[Data records for software interfaces]
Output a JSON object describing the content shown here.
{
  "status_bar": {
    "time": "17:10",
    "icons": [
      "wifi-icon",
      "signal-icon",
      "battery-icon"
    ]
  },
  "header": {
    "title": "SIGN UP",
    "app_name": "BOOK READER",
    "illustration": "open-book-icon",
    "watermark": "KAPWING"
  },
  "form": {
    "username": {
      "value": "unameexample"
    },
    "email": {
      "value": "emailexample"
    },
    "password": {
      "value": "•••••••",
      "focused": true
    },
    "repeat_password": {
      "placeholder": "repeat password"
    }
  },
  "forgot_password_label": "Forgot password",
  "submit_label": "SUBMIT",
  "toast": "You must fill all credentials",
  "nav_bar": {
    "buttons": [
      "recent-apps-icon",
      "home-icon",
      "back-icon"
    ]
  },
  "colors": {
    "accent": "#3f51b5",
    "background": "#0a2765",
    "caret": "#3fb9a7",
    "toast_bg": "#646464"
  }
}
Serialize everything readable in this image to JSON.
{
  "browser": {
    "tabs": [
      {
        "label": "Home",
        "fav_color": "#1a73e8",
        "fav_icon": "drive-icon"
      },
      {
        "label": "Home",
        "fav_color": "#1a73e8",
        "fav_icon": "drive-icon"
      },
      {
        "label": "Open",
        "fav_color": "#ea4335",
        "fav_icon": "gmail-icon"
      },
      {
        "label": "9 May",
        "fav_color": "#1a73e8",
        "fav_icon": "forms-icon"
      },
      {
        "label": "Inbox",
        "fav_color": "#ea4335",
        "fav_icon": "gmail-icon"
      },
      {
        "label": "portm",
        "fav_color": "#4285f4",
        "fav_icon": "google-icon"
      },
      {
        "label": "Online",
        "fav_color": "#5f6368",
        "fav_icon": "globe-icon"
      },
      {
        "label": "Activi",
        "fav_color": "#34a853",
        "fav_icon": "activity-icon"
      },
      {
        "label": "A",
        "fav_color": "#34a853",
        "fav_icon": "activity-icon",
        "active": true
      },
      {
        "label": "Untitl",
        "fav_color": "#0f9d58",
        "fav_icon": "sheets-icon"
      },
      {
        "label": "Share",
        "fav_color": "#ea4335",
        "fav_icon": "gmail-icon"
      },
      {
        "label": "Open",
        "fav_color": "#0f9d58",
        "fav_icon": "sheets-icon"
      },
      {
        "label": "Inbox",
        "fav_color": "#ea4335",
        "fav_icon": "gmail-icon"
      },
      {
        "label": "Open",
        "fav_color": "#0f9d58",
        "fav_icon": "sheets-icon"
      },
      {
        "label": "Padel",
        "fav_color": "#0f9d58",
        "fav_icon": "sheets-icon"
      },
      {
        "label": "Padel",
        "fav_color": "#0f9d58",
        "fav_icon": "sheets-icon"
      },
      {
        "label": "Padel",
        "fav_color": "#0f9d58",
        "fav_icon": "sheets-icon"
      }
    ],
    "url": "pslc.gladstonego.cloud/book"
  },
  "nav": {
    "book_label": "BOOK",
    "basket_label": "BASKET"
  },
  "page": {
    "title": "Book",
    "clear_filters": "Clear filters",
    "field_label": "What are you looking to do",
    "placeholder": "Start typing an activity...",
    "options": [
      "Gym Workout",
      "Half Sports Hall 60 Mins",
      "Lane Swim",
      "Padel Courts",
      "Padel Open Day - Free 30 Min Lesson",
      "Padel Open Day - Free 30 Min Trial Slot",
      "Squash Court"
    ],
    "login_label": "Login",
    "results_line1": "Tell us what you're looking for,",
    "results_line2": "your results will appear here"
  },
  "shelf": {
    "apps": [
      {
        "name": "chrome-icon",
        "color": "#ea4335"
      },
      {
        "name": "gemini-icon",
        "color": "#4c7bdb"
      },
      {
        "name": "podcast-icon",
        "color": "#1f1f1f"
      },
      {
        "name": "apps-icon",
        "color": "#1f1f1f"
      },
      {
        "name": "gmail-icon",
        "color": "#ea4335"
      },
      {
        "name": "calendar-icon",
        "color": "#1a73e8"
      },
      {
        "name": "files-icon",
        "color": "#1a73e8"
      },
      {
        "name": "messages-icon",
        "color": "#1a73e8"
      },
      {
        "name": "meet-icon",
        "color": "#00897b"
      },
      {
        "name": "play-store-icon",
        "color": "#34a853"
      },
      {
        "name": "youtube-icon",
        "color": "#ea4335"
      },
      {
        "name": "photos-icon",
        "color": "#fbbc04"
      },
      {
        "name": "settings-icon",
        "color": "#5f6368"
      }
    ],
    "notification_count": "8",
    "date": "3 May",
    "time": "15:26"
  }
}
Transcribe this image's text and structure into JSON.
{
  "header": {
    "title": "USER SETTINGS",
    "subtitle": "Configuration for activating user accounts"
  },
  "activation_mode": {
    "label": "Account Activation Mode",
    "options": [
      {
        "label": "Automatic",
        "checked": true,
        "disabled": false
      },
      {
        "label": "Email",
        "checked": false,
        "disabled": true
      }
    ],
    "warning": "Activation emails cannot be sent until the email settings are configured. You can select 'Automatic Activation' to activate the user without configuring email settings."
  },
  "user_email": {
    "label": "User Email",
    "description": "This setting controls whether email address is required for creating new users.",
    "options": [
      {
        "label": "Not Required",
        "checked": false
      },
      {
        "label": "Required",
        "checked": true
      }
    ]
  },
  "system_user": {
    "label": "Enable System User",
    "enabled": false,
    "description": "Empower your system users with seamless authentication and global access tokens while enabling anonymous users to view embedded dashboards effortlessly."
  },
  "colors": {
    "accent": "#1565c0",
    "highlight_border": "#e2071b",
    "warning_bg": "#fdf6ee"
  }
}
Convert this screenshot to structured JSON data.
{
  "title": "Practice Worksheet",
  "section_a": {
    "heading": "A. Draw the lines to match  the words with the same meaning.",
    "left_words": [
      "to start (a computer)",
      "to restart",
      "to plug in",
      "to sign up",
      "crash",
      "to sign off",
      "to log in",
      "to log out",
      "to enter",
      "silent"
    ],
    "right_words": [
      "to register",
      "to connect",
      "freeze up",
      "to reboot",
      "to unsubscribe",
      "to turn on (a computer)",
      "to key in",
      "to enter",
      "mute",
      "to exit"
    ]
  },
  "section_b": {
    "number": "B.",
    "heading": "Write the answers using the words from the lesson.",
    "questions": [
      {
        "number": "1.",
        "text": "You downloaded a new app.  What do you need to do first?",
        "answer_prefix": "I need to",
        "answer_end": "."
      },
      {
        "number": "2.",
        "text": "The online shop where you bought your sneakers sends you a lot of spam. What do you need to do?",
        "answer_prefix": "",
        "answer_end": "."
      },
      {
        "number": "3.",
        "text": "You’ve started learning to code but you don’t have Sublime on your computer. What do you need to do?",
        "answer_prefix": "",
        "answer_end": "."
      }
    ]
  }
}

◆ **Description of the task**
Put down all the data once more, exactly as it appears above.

◆ **Solution for this task**
Output a JSON object describing the content shown here.
{
  "status_bar": {
    "time": "17:10",
    "icons": [
      "wifi-icon",
      "signal-icon",
      "battery-icon"
    ]
  },
  "header": {
    "title": "SIGN UP",
    "app_name": "BOOK READER",
    "illustration": "open-book-icon",
    "watermark": "KAPWING"
  },
  "form": {
    "username": {
      "value": "unameexample"
    },
    "email": {
      "value": "emailexample"
    },
    "password": {
      "value": "•••••••",
      "focused": true
    },
    "repeat_password": {
      "placeholder": "repeat password"
    }
  },
  "forgot_password_label": "Forgot password",
  "submit_label": "SUBMIT",
  "toast": "You must fill all credentials",
  "nav_bar": {
    "buttons": [
      "recent-apps-icon",
      "home-icon",
      "back-icon"
    ]
  },
  "colors": {
    "accent": "#3f51b5",
    "background": "#0a2765",
    "caret": "#3fb9a7",
    "toast_bg": "#646464"
  }
}
Serialize everything readable in this image to JSON.
{
  "browser": {
    "tabs": [
      {
        "label": "Home",
        "fav_color": "#1a73e8",
        "fav_icon": "drive-icon"
      },
      {
        "label": "Home",
        "fav_color": "#1a73e8",
        "fav_icon": "drive-icon"
      },
      {
        "label": "Open",
        "fav_color": "#ea4335",
        "fav_icon": "gmail-icon"
      },
      {
        "label": "9 May",
        "fav_color": "#1a73e8",
        "fav_icon": "forms-icon"
      },
      {
        "label": "Inbox",
        "fav_color": "#ea4335",
        "fav_icon": "gmail-icon"
      },
      {
        "label": "portm",
        "fav_color": "#4285f4",
        "fav_icon": "google-icon"
      },
      {
        "label": "Online",
        "fav_color": "#5f6368",
        "fav_icon": "globe-icon"
      },
      {
        "label": "Activi",
        "fav_color": "#34a853",
        "fav_icon": "activity-icon"
      },
      {
        "label": "A",
        "fav_color": "#34a853",
        "fav_icon": "activity-icon",
        "active": true
      },
      {
        "label": "Untitl",
        "fav_color": "#0f9d58",
        "fav_icon": "sheets-icon"
      },
      {
        "label": "Share",
        "fav_color": "#ea4335",
        "fav_icon": "gmail-icon"
      },
      {
        "label": "Open",
        "fav_color": "#0f9d58",
        "fav_icon": "sheets-icon"
      },
      {
        "label": "Inbox",
        "fav_color": "#ea4335",
        "fav_icon": "gmail-icon"
      },
      {
        "label": "Open",
        "fav_color": "#0f9d58",
        "fav_icon": "sheets-icon"
      },
      {
        "label": "Padel",
        "fav_color": "#0f9d58",
        "fav_icon": "sheets-icon"
      },
      {
        "label": "Padel",
        "fav_color": "#0f9d58",
        "fav_icon": "sheets-icon"
      },
      {
        "label": "Padel",
        "fav_color": "#0f9d58",
        "fav_icon": "sheets-icon"
      }
    ],
    "url": "pslc.gladstonego.cloud/book"
  },
  "nav": {
    "book_label": "BOOK",
    "basket_label": "BASKET"
  },
  "page": {
    "title": "Book",
    "clear_filters": "Clear filters",
    "field_label": "What are you looking to do",
    "placeholder": "Start typing an activity...",
    "options": [
      "Gym Workout",
      "Half Sports Hall 60 Mins",
      "Lane Swim",
      "Padel Courts",
      "Padel Open Day - Free 30 Min Lesson",
      "Padel Open Day - Free 30 Min Trial Slot",
      "Squash Court"
    ],
    "login_label": "Login",
    "results_line1": "Tell us what you're looking for,",
    "results_line2": "your results will appear here"
  },
  "shelf": {
    "apps": [
      {
        "name": "chrome-icon",
        "color": "#ea4335"
      },
      {
        "name": "gemini-icon",
        "color": "#4c7bdb"
      },
      {
        "name": "podcast-icon",
        "color": "#1f1f1f"
      },
      {
        "name": "apps-icon",
        "color": "#1f1f1f"
      },
      {
        "name": "gmail-icon",
        "color": "#ea4335"
      },
      {
        "name": "calendar-icon",
        "color": "#1a73e8"
      },
      {
        "name": "files-icon",
        "color": "#1a73e8"
      },
      {
        "name": "messages-icon",
        "color": "#1a73e8"
      },
      {
        "name": "meet-icon",
        "color": "#00897b"
      },
      {
        "name": "play-store-icon",
        "color": "#34a853"
      },
      {
        "name": "youtube-icon",
        "color": "#ea4335"
      },
      {
        "name": "photos-icon",
        "color": "#fbbc04"
      },
      {
        "name": "settings-icon",
        "color": "#5f6368"
      }
    ],
    "notification_count": "8",
    "date": "3 May",
    "time": "15:26"
  }
}
Transcribe this image's text and structure into JSON.
{
  "header": {
    "title": "USER SETTINGS",
    "subtitle": "Configuration for activating user accounts"
  },
  "activation_mode": {
    "label": "Account Activation Mode",
    "options": [
      {
        "label": "Automatic",
        "checked": true,
        "disabled": false
      },
      {
        "label": "Email",
        "checked": false,
        "disabled": true
      }
    ],
    "warning": "Activation emails cannot be sent until the email settings are configured. You can select 'Automatic Activation' to activate the user without configuring email settings."
  },
  "user_email": {
    "label": "User Email",
    "description": "This setting controls whether email address is required for creating new users.",
    "options": [
      {
        "label": "Not Required",
        "checked": false
      },
      {
        "label": "Required",
        "checked": true
      }
    ]
  },
  "system_user": {
    "label": "Enable System User",
    "enabled": false,
    "description": "Empower your system users with seamless authentication and global access tokens while enabling anonymous users to view embedded dashboards effortlessly."
  },
  "colors": {
    "accent": "#1565c0",
    "highlight_border": "#e2071b",
    "warning_bg": "#fdf6ee"
  }
}
Convert this screenshot to structured JSON data.
{
  "title": "Practice Worksheet",
  "section_a": {
    "heading": "A. Draw the lines to match  the words with the same meaning.",
    "left_words": [
      "to start (a computer)",
      "to restart",
      "to plug in",
      "to sign up",
      "crash",
      "to sign off",
      "to log in",
      "to log out",
      "to enter",
      "silent"
    ],
    "right_words": [
      "to register",
      "to connect",
      "freeze up",
      "to reboot",
      "to unsubscribe",
      "to turn on (a computer)",
      "to key in",
      "to enter",
      "mute",
      "to exit"
    ]
  },
  "section_b": {
    "number": "B.",
    "heading": "Write the answers using the words from the lesson.",
    "questions": [
      {
        "number": "1.",
        "text": "You downloaded a new app.  What do you need to do first?",
        "answer_prefix": "I need to",
        "answer_end": "."
      },
      {
        "number": "2.",
        "text": "The online shop where you bought your sneakers sends you a lot of spam. What do you need to do?",
        "answer_prefix": "",
        "answer_end": "."
      },
      {
        "number": "3.",
        "text": "You’ve started learning to code but you don’t have Sublime on your computer. What do you need to do?",
        "answer_prefix": "",
        "answer_end": "."
      }
    ]
  }
}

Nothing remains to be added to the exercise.